**Supplied records**
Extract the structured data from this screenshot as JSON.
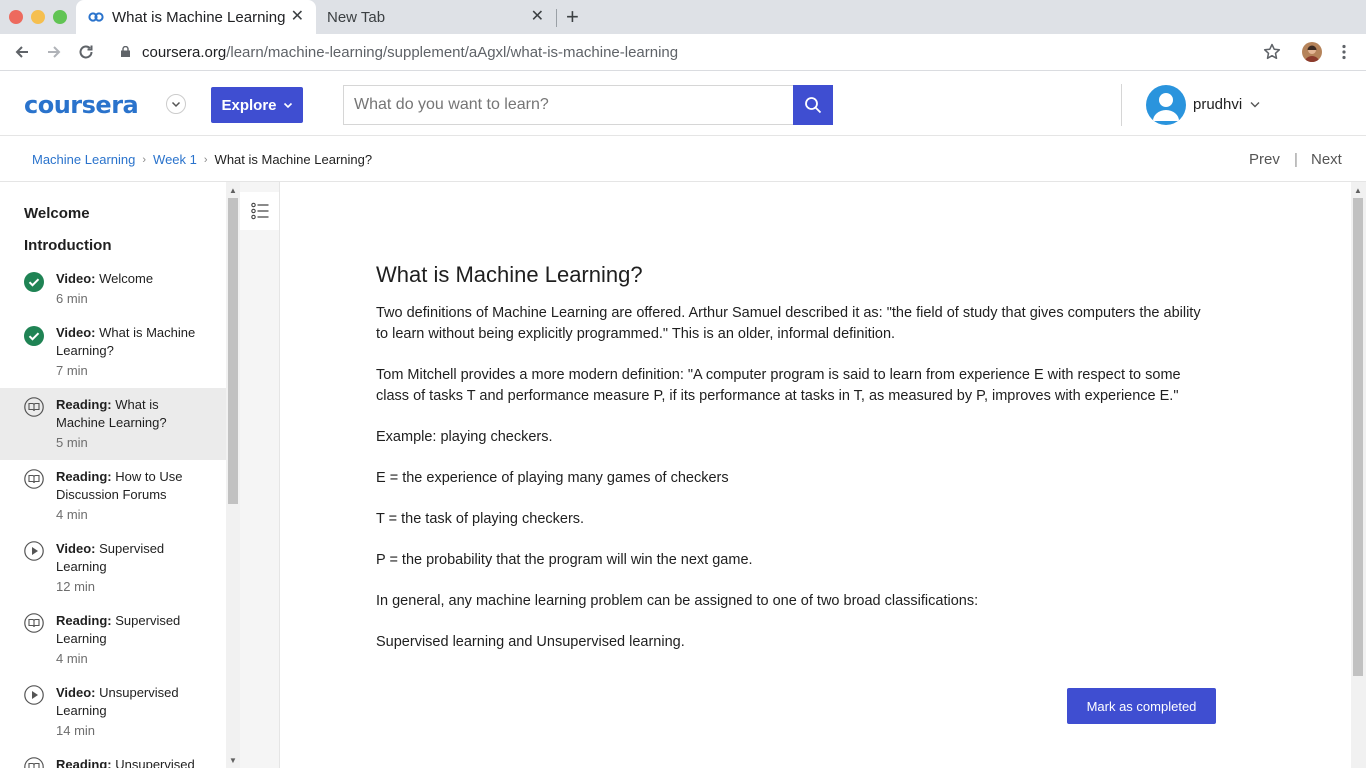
{
  "browser": {
    "tabs": [
      {
        "title": "What is Machine Learning",
        "active": true
      },
      {
        "title": "New Tab",
        "active": false
      }
    ],
    "url_host": "coursera.org",
    "url_path": "/learn/machine-learning/supplement/aAgxl/what-is-machine-learning"
  },
  "header": {
    "logo": "coursera",
    "explore_label": "Explore",
    "search_placeholder": "What do you want to learn?",
    "username": "prudhvi"
  },
  "breadcrumb": {
    "items": [
      "Machine Learning",
      "Week 1",
      "What is Machine Learning?"
    ],
    "prev_label": "Prev",
    "next_label": "Next"
  },
  "sidebar": {
    "sections": [
      "Welcome",
      "Introduction"
    ],
    "lessons": [
      {
        "type": "Video:",
        "title": "Welcome",
        "duration": "6 min",
        "status": "completed"
      },
      {
        "type": "Video:",
        "title": "What is Machine Learning?",
        "duration": "7 min",
        "status": "completed"
      },
      {
        "type": "Reading:",
        "title": "What is Machine Learning?",
        "duration": "5 min",
        "status": "reading",
        "selected": true
      },
      {
        "type": "Reading:",
        "title": "How to Use Discussion Forums",
        "duration": "4 min",
        "status": "reading"
      },
      {
        "type": "Video:",
        "title": "Supervised Learning",
        "duration": "12 min",
        "status": "video"
      },
      {
        "type": "Reading:",
        "title": "Supervised Learning",
        "duration": "4 min",
        "status": "reading"
      },
      {
        "type": "Video:",
        "title": "Unsupervised Learning",
        "duration": "14 min",
        "status": "video"
      },
      {
        "type": "Reading:",
        "title": "Unsupervised",
        "duration": "",
        "status": "reading"
      }
    ]
  },
  "reading": {
    "title": "What is Machine Learning?",
    "paragraphs": [
      "Two definitions of Machine Learning are offered. Arthur Samuel described it as: \"the field of study that gives computers the ability to learn without being explicitly programmed.\" This is an older, informal definition.",
      "Tom Mitchell provides a more modern definition: \"A computer program is said to learn from experience E with respect to some class of tasks T and performance measure P, if its performance at tasks in T, as measured by P, improves with experience E.\"",
      "Example: playing checkers.",
      "E = the experience of playing many games of checkers",
      "T = the task of playing checkers.",
      "P = the probability that the program will win the next game.",
      "In general, any machine learning problem can be assigned to one of two broad classifications:",
      "Supervised learning and Unsupervised learning."
    ],
    "mark_completed_label": "Mark as completed"
  },
  "colors": {
    "brand_blue": "#2a73cc",
    "button_indigo": "#3f4ed1",
    "completed_green": "#1f8354"
  }
}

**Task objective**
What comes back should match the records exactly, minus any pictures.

**Task output**
Extract the structured data from this screenshot as JSON.
{
  "browser": {
    "tabs": [
      {
        "title": "What is Machine Learning",
        "active": true
      },
      {
        "title": "New Tab",
        "active": false
      }
    ],
    "url_host": "coursera.org",
    "url_path": "/learn/machine-learning/supplement/aAgxl/what-is-machine-learning"
  },
  "header": {
    "logo": "coursera",
    "explore_label": "Explore",
    "search_placeholder": "What do you want to learn?",
    "username": "prudhvi"
  },
  "breadcrumb": {
    "items": [
      "Machine Learning",
      "Week 1",
      "What is Machine Learning?"
    ],
    "prev_label": "Prev",
    "next_label": "Next"
  },
  "sidebar": {
    "sections": [
      "Welcome",
      "Introduction"
    ],
    "lessons": [
      {
        "type": "Video:",
        "title": "Welcome",
        "duration": "6 min",
        "status": "completed"
      },
      {
        "type": "Video:",
        "title": "What is Machine Learning?",
        "duration": "7 min",
        "status": "completed"
      },
      {
        "type": "Reading:",
        "title": "What is Machine Learning?",
        "duration": "5 min",
        "status": "reading",
        "selected": true
      },
      {
        "type": "Reading:",
        "title": "How to Use Discussion Forums",
        "duration": "4 min",
        "status": "reading"
      },
      {
        "type": "Video:",
        "title": "Supervised Learning",
        "duration": "12 min",
        "status": "video"
      },
      {
        "type": "Reading:",
        "title": "Supervised Learning",
        "duration": "4 min",
        "status": "reading"
      },
      {
        "type": "Video:",
        "title": "Unsupervised Learning",
        "duration": "14 min",
        "status": "video"
      },
      {
        "type": "Reading:",
        "title": "Unsupervised",
        "duration": "",
        "status": "reading"
      }
    ]
  },
  "reading": {
    "title": "What is Machine Learning?",
    "paragraphs": [
      "Two definitions of Machine Learning are offered. Arthur Samuel described it as: \"the field of study that gives computers the ability to learn without being explicitly programmed.\" This is an older, informal definition.",
      "Tom Mitchell provides a more modern definition: \"A computer program is said to learn from experience E with respect to some class of tasks T and performance measure P, if its performance at tasks in T, as measured by P, improves with experience E.\"",
      "Example: playing checkers.",
      "E = the experience of playing many games of checkers",
      "T = the task of playing checkers.",
      "P = the probability that the program will win the next game.",
      "In general, any machine learning problem can be assigned to one of two broad classifications:",
      "Supervised learning and Unsupervised learning."
    ],
    "mark_completed_label": "Mark as completed"
  },
  "colors": {
    "brand_blue": "#2a73cc",
    "button_indigo": "#3f4ed1",
    "completed_green": "#1f8354"
  }
}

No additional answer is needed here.